*Directions for this task*.
Reading the data below, count the lines that carry the string "JSON". Give nothing but the count.

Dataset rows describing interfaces
Start of Block

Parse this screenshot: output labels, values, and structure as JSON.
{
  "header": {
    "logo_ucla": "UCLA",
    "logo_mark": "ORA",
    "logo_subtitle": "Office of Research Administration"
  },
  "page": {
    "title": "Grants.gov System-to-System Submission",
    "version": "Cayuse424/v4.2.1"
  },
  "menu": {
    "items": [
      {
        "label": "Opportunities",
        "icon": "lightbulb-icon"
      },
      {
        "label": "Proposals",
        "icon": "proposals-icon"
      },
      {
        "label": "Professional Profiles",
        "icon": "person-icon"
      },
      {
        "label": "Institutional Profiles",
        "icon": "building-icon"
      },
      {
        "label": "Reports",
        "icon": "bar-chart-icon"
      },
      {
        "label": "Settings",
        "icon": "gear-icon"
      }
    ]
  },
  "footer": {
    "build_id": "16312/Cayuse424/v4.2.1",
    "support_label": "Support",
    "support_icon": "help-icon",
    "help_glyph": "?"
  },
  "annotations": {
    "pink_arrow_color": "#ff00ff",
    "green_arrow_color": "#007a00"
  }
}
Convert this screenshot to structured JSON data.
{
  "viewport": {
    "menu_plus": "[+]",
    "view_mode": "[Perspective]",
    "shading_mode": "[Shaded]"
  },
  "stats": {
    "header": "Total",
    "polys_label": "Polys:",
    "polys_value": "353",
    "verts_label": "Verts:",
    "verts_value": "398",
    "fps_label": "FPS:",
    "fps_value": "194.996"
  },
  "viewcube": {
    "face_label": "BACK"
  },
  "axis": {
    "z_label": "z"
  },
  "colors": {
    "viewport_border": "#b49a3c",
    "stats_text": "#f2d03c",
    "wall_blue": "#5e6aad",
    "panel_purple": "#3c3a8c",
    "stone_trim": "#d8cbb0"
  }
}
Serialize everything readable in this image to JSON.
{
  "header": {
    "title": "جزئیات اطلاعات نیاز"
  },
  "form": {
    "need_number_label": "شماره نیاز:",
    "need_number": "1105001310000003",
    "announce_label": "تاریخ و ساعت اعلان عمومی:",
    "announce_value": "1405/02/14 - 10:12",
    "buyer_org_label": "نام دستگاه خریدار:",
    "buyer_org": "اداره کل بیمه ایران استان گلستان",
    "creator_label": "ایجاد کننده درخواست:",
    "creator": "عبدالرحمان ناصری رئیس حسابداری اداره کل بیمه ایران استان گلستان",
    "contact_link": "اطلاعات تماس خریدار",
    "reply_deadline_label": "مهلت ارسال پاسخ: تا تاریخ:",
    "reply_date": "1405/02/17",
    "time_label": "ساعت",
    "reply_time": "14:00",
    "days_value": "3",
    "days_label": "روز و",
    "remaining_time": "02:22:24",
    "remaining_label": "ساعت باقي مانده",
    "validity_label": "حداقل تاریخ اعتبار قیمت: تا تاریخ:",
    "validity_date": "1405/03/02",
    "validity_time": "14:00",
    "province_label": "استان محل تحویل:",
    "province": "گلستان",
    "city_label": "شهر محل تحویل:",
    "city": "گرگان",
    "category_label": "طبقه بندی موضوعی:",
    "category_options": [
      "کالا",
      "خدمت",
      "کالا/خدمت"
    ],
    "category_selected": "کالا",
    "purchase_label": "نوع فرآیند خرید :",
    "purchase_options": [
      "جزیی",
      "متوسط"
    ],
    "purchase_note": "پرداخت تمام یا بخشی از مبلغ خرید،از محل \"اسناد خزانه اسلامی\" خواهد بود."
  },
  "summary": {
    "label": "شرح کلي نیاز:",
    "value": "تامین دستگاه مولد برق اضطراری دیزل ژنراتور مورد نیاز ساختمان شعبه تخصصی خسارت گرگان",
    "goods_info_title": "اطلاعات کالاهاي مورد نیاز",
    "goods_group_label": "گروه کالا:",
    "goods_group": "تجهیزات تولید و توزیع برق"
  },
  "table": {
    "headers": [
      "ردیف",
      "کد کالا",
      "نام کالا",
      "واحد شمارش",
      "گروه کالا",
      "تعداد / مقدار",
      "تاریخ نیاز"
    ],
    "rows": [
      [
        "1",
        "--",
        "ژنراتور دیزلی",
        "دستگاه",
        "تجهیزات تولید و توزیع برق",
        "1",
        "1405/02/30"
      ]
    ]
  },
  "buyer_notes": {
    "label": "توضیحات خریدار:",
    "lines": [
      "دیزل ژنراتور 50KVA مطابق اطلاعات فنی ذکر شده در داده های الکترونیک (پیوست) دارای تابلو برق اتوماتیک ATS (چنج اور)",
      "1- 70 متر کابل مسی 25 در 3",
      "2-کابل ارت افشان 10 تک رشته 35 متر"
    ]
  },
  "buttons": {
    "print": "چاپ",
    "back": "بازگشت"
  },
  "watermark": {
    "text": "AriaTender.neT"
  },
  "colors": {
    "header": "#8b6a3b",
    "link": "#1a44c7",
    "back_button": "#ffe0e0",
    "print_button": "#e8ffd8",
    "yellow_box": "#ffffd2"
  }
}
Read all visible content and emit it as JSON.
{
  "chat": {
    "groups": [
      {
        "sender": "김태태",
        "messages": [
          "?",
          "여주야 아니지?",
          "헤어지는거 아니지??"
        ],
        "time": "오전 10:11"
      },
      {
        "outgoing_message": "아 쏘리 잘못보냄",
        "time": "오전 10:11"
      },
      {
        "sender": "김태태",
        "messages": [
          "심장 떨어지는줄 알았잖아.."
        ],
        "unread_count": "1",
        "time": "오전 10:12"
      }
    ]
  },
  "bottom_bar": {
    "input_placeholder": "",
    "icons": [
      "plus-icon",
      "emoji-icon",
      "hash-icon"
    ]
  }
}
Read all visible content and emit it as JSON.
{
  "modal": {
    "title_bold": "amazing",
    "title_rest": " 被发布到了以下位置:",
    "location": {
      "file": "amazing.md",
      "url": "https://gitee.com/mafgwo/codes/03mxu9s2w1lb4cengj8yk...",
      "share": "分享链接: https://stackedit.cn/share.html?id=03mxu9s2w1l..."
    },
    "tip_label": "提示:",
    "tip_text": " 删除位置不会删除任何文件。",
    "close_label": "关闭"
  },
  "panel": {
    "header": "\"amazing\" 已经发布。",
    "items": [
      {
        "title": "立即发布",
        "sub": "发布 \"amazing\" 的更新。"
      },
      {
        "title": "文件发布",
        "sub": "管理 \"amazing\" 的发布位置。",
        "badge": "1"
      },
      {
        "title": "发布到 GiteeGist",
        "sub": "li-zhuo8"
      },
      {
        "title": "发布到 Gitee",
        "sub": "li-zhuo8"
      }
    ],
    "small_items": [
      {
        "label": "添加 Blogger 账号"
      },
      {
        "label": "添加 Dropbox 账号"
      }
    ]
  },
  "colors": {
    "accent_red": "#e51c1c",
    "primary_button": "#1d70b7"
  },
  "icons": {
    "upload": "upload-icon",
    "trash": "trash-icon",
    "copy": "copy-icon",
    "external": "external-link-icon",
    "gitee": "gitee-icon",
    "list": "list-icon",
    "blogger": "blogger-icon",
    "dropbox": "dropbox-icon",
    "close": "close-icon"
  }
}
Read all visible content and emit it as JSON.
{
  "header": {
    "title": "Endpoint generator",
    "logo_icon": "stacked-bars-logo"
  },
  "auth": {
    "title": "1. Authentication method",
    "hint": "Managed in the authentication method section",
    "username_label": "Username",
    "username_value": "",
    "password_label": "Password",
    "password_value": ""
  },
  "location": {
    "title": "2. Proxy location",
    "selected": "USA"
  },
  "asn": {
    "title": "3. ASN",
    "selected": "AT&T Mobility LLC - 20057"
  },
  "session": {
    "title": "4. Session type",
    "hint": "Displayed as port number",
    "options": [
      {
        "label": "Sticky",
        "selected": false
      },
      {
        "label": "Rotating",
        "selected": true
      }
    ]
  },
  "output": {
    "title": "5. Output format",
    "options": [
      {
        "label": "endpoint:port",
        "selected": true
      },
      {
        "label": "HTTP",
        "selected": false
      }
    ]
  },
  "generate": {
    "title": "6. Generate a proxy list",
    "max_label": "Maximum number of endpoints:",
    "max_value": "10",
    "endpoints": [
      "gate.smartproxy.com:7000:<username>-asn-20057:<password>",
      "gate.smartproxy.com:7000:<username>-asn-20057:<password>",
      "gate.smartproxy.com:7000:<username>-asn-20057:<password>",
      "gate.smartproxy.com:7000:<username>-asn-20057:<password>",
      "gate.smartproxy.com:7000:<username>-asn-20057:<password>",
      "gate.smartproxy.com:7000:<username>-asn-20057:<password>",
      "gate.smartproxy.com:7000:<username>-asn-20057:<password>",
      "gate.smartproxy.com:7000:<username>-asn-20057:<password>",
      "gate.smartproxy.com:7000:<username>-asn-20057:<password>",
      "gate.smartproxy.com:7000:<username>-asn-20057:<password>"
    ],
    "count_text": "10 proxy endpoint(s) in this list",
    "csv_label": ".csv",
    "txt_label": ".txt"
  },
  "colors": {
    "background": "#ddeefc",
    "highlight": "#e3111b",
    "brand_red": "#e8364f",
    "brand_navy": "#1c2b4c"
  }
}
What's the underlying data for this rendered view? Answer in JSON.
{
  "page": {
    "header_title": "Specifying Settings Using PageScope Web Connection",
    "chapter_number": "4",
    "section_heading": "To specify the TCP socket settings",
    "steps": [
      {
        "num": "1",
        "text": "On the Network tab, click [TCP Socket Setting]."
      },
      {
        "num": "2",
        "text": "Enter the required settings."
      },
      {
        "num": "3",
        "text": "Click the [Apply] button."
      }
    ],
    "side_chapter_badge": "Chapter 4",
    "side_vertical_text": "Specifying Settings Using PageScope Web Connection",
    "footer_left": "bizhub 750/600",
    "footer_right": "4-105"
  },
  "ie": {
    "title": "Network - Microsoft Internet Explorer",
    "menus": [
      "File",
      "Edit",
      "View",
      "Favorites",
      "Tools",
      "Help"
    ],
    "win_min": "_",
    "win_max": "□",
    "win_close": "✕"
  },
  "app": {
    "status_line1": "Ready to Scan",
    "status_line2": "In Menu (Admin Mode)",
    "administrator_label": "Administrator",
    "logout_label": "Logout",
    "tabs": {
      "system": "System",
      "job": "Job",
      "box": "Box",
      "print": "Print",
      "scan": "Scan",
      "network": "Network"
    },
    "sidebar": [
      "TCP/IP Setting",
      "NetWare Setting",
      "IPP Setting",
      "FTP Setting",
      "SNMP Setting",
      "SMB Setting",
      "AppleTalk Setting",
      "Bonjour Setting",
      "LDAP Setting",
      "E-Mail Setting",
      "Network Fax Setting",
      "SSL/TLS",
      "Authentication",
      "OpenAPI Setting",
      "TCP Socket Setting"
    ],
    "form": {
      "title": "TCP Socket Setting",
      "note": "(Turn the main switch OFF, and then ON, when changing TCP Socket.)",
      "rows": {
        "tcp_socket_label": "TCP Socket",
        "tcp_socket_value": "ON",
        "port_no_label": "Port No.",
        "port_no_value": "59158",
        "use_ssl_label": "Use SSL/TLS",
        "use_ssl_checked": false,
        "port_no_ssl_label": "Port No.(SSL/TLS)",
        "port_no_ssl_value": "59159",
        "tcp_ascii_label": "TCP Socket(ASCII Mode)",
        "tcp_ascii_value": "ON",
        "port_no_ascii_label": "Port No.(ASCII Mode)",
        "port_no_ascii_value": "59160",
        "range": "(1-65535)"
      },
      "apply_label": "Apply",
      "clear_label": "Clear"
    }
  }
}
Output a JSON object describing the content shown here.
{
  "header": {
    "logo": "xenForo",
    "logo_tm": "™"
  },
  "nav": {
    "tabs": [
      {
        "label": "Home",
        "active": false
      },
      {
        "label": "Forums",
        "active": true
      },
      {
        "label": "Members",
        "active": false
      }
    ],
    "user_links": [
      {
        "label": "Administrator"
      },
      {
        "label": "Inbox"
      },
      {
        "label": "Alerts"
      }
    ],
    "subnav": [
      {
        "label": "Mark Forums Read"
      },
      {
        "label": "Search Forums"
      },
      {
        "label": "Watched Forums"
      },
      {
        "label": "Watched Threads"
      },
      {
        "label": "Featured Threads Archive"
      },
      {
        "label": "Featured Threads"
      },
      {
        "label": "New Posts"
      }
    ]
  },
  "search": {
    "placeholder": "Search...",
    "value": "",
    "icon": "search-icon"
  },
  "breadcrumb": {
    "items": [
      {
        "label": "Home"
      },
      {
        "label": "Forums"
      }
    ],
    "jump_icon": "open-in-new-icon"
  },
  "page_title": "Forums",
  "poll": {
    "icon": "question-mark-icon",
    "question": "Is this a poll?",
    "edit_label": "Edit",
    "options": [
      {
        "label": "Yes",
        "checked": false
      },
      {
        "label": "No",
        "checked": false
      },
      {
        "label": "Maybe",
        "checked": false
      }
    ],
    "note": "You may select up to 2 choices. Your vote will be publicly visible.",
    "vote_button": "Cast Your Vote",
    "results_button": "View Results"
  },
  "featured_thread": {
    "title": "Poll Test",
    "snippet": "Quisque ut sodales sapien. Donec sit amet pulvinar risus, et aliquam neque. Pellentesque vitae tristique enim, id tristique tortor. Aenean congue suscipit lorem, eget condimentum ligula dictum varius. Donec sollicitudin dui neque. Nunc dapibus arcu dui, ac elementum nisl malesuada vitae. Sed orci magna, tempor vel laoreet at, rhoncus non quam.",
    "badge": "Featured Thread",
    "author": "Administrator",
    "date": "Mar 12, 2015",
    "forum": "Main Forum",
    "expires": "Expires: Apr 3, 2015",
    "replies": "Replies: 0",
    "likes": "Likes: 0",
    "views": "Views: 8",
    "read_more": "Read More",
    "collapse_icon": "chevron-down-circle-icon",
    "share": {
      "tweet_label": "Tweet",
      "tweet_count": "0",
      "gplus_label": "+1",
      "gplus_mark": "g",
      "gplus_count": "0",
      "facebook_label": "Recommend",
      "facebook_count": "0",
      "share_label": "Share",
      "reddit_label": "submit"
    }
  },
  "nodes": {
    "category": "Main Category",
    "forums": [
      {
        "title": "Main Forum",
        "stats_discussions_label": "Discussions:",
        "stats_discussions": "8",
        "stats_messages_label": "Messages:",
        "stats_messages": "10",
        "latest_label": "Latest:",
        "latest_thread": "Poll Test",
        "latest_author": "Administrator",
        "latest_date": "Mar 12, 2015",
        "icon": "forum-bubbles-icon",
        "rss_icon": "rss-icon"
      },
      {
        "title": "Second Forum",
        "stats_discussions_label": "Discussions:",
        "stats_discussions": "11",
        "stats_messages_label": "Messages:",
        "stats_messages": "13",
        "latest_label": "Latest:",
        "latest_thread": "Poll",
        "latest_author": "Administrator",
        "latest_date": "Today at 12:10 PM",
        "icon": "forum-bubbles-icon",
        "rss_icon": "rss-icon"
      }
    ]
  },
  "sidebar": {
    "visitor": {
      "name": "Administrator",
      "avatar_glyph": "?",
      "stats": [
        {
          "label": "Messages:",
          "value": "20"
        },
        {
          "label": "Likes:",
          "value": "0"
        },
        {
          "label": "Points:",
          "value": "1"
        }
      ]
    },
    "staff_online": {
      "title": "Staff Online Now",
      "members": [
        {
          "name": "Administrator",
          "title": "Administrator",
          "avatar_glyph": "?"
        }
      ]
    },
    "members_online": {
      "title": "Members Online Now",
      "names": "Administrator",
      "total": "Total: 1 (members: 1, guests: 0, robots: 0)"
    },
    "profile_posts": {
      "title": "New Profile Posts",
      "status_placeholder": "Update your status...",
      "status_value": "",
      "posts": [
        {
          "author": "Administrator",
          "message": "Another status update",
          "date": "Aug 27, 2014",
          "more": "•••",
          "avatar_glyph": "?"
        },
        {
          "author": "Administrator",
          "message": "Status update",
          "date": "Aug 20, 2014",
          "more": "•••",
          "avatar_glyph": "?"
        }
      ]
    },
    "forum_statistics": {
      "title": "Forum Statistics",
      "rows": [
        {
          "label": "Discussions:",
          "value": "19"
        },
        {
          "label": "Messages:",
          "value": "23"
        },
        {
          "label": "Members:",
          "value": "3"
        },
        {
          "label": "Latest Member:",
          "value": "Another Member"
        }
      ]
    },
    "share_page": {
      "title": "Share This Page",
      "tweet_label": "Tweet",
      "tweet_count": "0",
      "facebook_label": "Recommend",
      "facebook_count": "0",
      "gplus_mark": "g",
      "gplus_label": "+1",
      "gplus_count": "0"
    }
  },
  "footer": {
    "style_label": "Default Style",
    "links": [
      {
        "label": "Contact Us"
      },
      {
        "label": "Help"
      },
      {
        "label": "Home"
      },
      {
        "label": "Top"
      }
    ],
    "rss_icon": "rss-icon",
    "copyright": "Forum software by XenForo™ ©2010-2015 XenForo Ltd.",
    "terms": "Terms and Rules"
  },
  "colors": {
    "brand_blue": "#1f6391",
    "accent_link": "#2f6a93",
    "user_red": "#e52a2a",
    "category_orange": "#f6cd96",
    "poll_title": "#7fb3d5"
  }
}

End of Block

*Response area*.
8